He has sought to encourage a way of working with clergy which assures them that they are not alone and provided them with good development programmes.
“We have nurtured a process whereby clergy have mentors and work-based learning groups and that’s absolutely vital to improve morale and also efficiency in the parishes,” he said.
Of course one of the challenges facing Church of England leaders recently has been how to deal with the fall-out after The Church of England’s governing General Synod voted against allowing women to become bishops.
“I think this is an issue we must resolve quickly. It is a nonsense that women are not being ordained to be bishops,” he says.
“It makes us look silly and people don’t understand it – I’m not sure I do either.
“Has it damaged us irrecoverably? No. Has it been a setback? Yes. Will we get there? Yes. Will it be good for the church? Yes. Will it be good for the world? Yes of course it will.”
The former teacher and a father to four sons, Peter became a member of the House of Lords in 2008 where he takes particular interest in international aid and foreign affairs.
For many years he has been active in issues of reconciliation, contributing to peace-making in Northern Ireland, Iraq and Zimbabwe.
Here in Somerset he has been very much involved with farming issues and in particular has spoken on milk prices and the issues of flooding on the Somerset Levels. He even spent a week on a farm, which provided him with valuable insight into local issues.
He has given attention to some of our more vulnerable communities and spent time with the YMCA looking at homelessness. And he has voiced his concern for welfare reforms warning that the burden could impact most upon the most vulnerable.
During his ministry he hopes he has been able to ‘blow away myths’ and get people to see faith as an ‘everyday reality being worked out in the ordinary things.’
“The nicest thing that’s been said about me is: ‘He is an ordinary bloke.’ I often say ‘it’s simple people in simple places doing extraordinary things that counts. It’s the sum total of ordinary things by people who know that they have some responsibility for other people and other things that makes change possible.”
Over the years Peter has visited the Glastonbury Festival where he regularly spoke on the main stage.
Here he’s gained a certain celebrity status in his own right and describes it as his ‘moment of glory and terror.’
“Doing the Pyramid Stage on a Sunday afternoon is a dream in one sense and absolutely terrifying on the other. You never quite know how the crowd is going to react and you hope they don’t turn round and go the other way – they haven’t so far!”

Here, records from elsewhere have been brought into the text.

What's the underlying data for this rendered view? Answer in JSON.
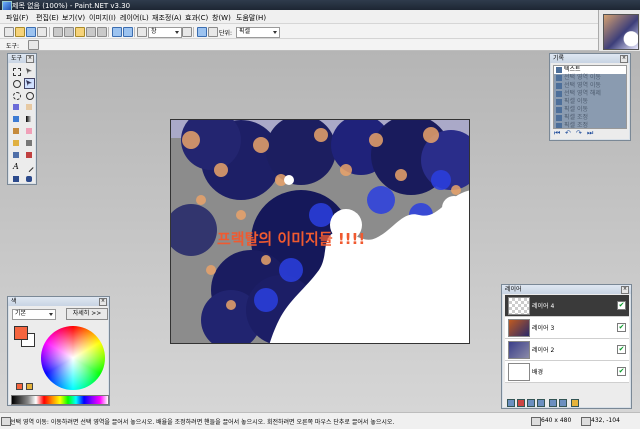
{
  "window": {
    "title": "제목 없음 (100%) - Paint.NET v3.30"
  },
  "menu": [
    "파일(F)",
    "편집(E)",
    "보기(V)",
    "이미지(I)",
    "레이어(L)",
    "재조정(A)",
    "효과(C)",
    "창(W)",
    "도움말(H)"
  ],
  "toolbar": {
    "zoom_value": "창",
    "units_label": "단위:",
    "units_value": "픽셀",
    "tool_label": "도구:"
  },
  "canvas": {
    "overlay_text": "프랙탈의 이미지들 !!!!"
  },
  "panels": {
    "tools": {
      "title": "도구"
    },
    "history": {
      "title": "기록",
      "items": [
        "텍스트",
        "선택 영역 이동",
        "선택 영역 이동",
        "선택 영역 해제",
        "픽셀 이동",
        "픽셀 이동",
        "픽셀 조정",
        "픽셀 조정",
        "픽셀 조정"
      ]
    },
    "colors": {
      "title": "색",
      "mode": "기본",
      "more_button": "자세히 >>",
      "primary_color": "#f5653f",
      "secondary_color": "#ffffff"
    },
    "layers": {
      "title": "레이어",
      "items": [
        {
          "name": "레이어 4",
          "visible": true,
          "selected": true
        },
        {
          "name": "레이어 3",
          "visible": true,
          "selected": false
        },
        {
          "name": "레이어 2",
          "visible": true,
          "selected": false
        },
        {
          "name": "배경",
          "visible": true,
          "selected": false
        }
      ]
    }
  },
  "status": {
    "message": "선택 영역 이동: 이동하려면 선택 영역을 끌어서 놓으시오. 배율을 조정하려면 핸들을 끌어서 놓으시오. 회전하려면 오른쪽 마우스 단추로 끌어서 놓으시오.",
    "image_size": "640 x 480",
    "cursor_position": "432, -104"
  }
}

Perhaps one of his greatest highlights has been his 330 mile walk along the bounds of the Diocese over two months. As part of the Diocese’s 1100th anniversary, he completed Peter’s Progress which he describes as a ‘pilgrimage of hope.’
The walk offered him the chance to speak with people and hear their concerns and also to visit some of his favourite Somerset locations – and discover new ones.
“I love the docks at Avonmouth and having the opportunity to stand on the bridge of a super tanker in the harbour when I was doing the walk was the fulfilment of a childhood dream. I wanted to be a Merchant Navy officer when I was younger but I was colour blind so I couldn’t do it. But I’m sure that was all meant to be.”
Peter loves Exmoor and recalls camping in Porlock and reveals that Weston-super-Mare holds some special memories.
“I was teaching in Weston when I first met Dee and I made my first ever phone call to her from the kiosk on the Pier!”
Hopefully retirement will allow him to revisit some of these locations. He hopes to continue with some of his peace making work but first of all, he is looking forward to a well-earned holiday with Dee.
“I am also going to take up my hill walking again and there are two or three books which have been hovering around in my head. I will also be redesigning my garden.
“My time here has been just extraordinary and what is just so lovely is the number of people who know something about you or have heard something that you’ve said and affirm you. Really the people of Somerset are very affirming.
“We will miss it but sadly age has caught up.” n
For opening hours of The Bishop’s Palace and Gardens in Wells visit bishopspalace.org.uk